◆ **Work order**: The answer is all of the entries below, repeated exactly and free of pictures.

──────── Available data ────────

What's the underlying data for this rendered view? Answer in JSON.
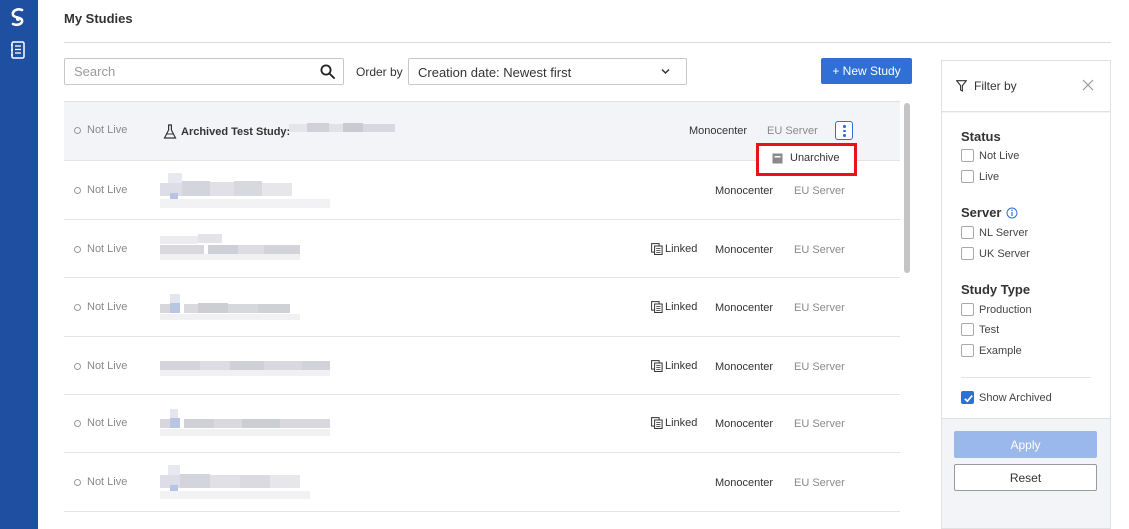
{
  "page": {
    "title": "My Studies"
  },
  "toolbar": {
    "search_placeholder": "Search",
    "order_label": "Order by",
    "order_value": "Creation date: Newest first",
    "new_study_label": "+ New Study"
  },
  "rows": [
    {
      "status": "Not Live",
      "name_prefix": "Archived Test Study:",
      "linked": "",
      "center": "Monocenter",
      "server": "EU Server",
      "archived": true
    },
    {
      "status": "Not Live",
      "linked": "",
      "center": "Monocenter",
      "server": "EU Server"
    },
    {
      "status": "Not Live",
      "linked": "Linked",
      "center": "Monocenter",
      "server": "EU Server"
    },
    {
      "status": "Not Live",
      "linked": "Linked",
      "center": "Monocenter",
      "server": "EU Server"
    },
    {
      "status": "Not Live",
      "linked": "Linked",
      "center": "Monocenter",
      "server": "EU Server"
    },
    {
      "status": "Not Live",
      "linked": "Linked",
      "center": "Monocenter",
      "server": "EU Server"
    },
    {
      "status": "Not Live",
      "linked": "",
      "center": "Monocenter",
      "server": "EU Server"
    }
  ],
  "row_menu": {
    "unarchive_label": "Unarchive"
  },
  "filter": {
    "title": "Filter by",
    "status": {
      "title": "Status",
      "options": [
        "Not Live",
        "Live"
      ]
    },
    "server": {
      "title": "Server",
      "options": [
        "NL Server",
        "UK Server"
      ]
    },
    "study_type": {
      "title": "Study Type",
      "options": [
        "Production",
        "Test",
        "Example"
      ]
    },
    "show_archived": {
      "label": "Show Archived",
      "checked": true
    },
    "apply_label": "Apply",
    "reset_label": "Reset"
  },
  "colors": {
    "sidebar": "#1f4fa0",
    "accent": "#2f6fd6",
    "highlight_box": "#e8121a",
    "apply_disabled": "#9ab8ec"
  }
}
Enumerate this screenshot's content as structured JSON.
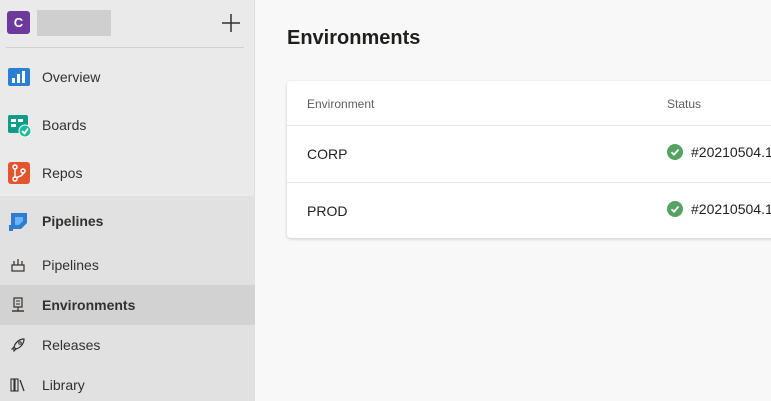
{
  "project": {
    "avatar_letter": "C"
  },
  "sidebar": {
    "items": [
      {
        "label": "Overview"
      },
      {
        "label": "Boards"
      },
      {
        "label": "Repos"
      },
      {
        "label": "Pipelines"
      }
    ],
    "sub_items": [
      {
        "label": "Pipelines"
      },
      {
        "label": "Environments"
      },
      {
        "label": "Releases"
      },
      {
        "label": "Library"
      }
    ]
  },
  "main": {
    "title": "Environments",
    "table": {
      "columns": [
        "Environment",
        "Status"
      ],
      "rows": [
        {
          "environment": "CORP",
          "status": "#20210504.1"
        },
        {
          "environment": "PROD",
          "status": "#20210504.1"
        }
      ]
    }
  },
  "colors": {
    "accent": "#6d3a9c",
    "success": "#55a362",
    "selected_bg": "#d2d2d2"
  }
}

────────

◆ **Response to this task**:
What's the underlying data for this rendered view? Answer in JSON.
{
  "page": {
    "title": "My Studies"
  },
  "toolbar": {
    "search_placeholder": "Search",
    "order_label": "Order by",
    "order_value": "Creation date: Newest first",
    "new_study_label": "+ New Study"
  },
  "rows": [
    {
      "status": "Not Live",
      "name_prefix": "Archived Test Study:",
      "linked": "",
      "center": "Monocenter",
      "server": "EU Server",
      "archived": true
    },
    {
      "status": "Not Live",
      "linked": "",
      "center": "Monocenter",
      "server": "EU Server"
    },
    {
      "status": "Not Live",
      "linked": "Linked",
      "center": "Monocenter",
      "server": "EU Server"
    },
    {
      "status": "Not Live",
      "linked": "Linked",
      "center": "Monocenter",
      "server": "EU Server"
    },
    {
      "status": "Not Live",
      "linked": "Linked",
      "center": "Monocenter",
      "server": "EU Server"
    },
    {
      "status": "Not Live",
      "linked": "Linked",
      "center": "Monocenter",
      "server": "EU Server"
    },
    {
      "status": "Not Live",
      "linked": "",
      "center": "Monocenter",
      "server": "EU Server"
    }
  ],
  "row_menu": {
    "unarchive_label": "Unarchive"
  },
  "filter": {
    "title": "Filter by",
    "status": {
      "title": "Status",
      "options": [
        "Not Live",
        "Live"
      ]
    },
    "server": {
      "title": "Server",
      "options": [
        "NL Server",
        "UK Server"
      ]
    },
    "study_type": {
      "title": "Study Type",
      "options": [
        "Production",
        "Test",
        "Example"
      ]
    },
    "show_archived": {
      "label": "Show Archived",
      "checked": true
    },
    "apply_label": "Apply",
    "reset_label": "Reset"
  },
  "colors": {
    "sidebar": "#1f4fa0",
    "accent": "#2f6fd6",
    "highlight_box": "#e8121a",
    "apply_disabled": "#9ab8ec"
  }
}
Enumerate this screenshot's content as structured JSON.
{
  "project": {
    "avatar_letter": "C"
  },
  "sidebar": {
    "items": [
      {
        "label": "Overview"
      },
      {
        "label": "Boards"
      },
      {
        "label": "Repos"
      },
      {
        "label": "Pipelines"
      }
    ],
    "sub_items": [
      {
        "label": "Pipelines"
      },
      {
        "label": "Environments"
      },
      {
        "label": "Releases"
      },
      {
        "label": "Library"
      }
    ]
  },
  "main": {
    "title": "Environments",
    "table": {
      "columns": [
        "Environment",
        "Status"
      ],
      "rows": [
        {
          "environment": "CORP",
          "status": "#20210504.1"
        },
        {
          "environment": "PROD",
          "status": "#20210504.1"
        }
      ]
    }
  },
  "colors": {
    "accent": "#6d3a9c",
    "success": "#55a362",
    "selected_bg": "#d2d2d2"
  }
}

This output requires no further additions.